The driver’s family ran a homestay, and arriving after dark in the small but spread out village of Langar, we had no other real option but to stay there. Happily the millions of stars in the awe-inspiring Wakhan sky melted away the day’s minor irritations. Not a great photo but you get the idea:
We went looking for the remains of a fort at nearby Ratm (surprisingly not named after the popular rap-metal group..) – we started to walk the 5ish kms but it’s pretty exhausting at that altitude so were happy to accept a lift in these mens’ truck!
Back in Langar we also tried to find the petroglyphs that the village is known for. We gave up after scrambling up a hillside into the cemetery!
Maybe these are petroglyphs?!
Langer is not exactly a commercial metropolis:
Village shrines and the walls of some buildings are decorated with ibex/Marco Polo sheep horns, which dates back to pre-Islamic Zoroastrian beliefs in which the horns are a symbol of purity!
Leaving Langar we hoped to stop at some more hot springs – Bibi Fatima – and spend the night there before heading back to Khorog. From the vast array of transport options (err..) we found a man (actually he didn’t look old enough to drive) with a lada to take us.

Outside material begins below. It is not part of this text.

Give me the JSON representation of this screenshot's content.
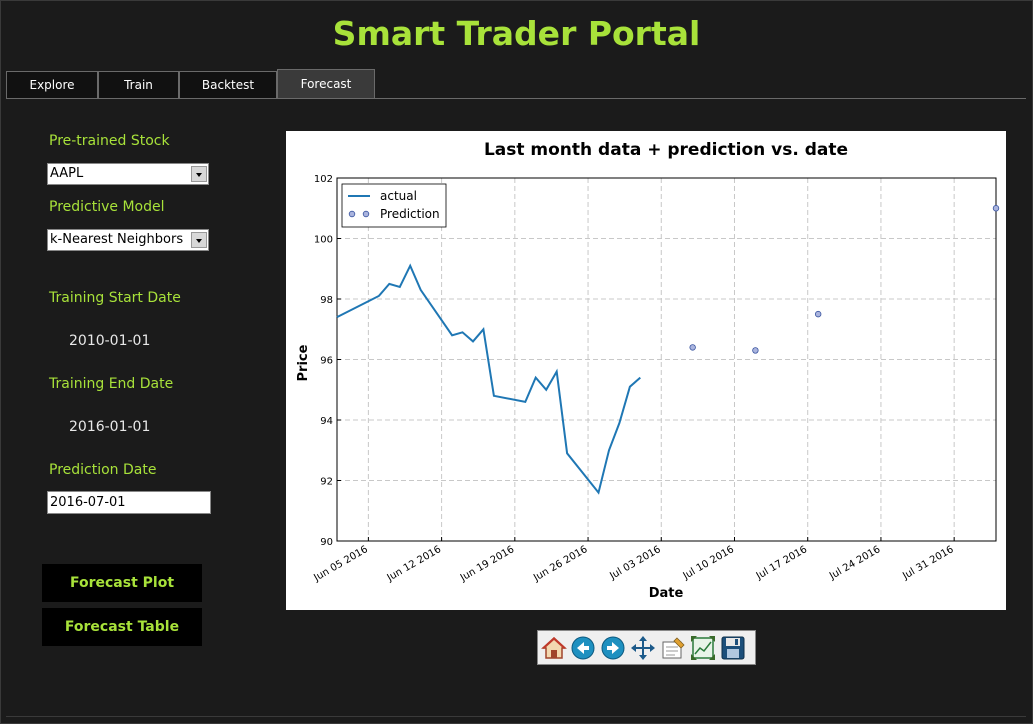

His friend came along too – I assume for company and mechanical assistance. We stopped to get petrol at a building in another village that it would be generous to call a *filling station* and then we stopped to pick up the driver’s friend’s girlfriend, obviously. When we got to the hot springs they were even better than the last ones with a great in-a-cave setting and a lot of scope for imagining yourself to be in a timotei advert.
Nearby is the Yumchun fortess which is rather more obviously fort like than the Ratm one. Not too shabby:
Super lada boy had agreed to come back the next morning to take us to Khorog, but he sent someone else instead – I guess it was a bit ambitious to ask that much from the barely running motor, but it meant we were in danger of more taxi wrangling with the replacement driver, which none of us were in the mood for. In the end it worked out ok though with only marginally more faff and discomfort than we had anticipated and a small ‘debate’ about the price at the end when he dropped us back to the Pamir lodge 🙂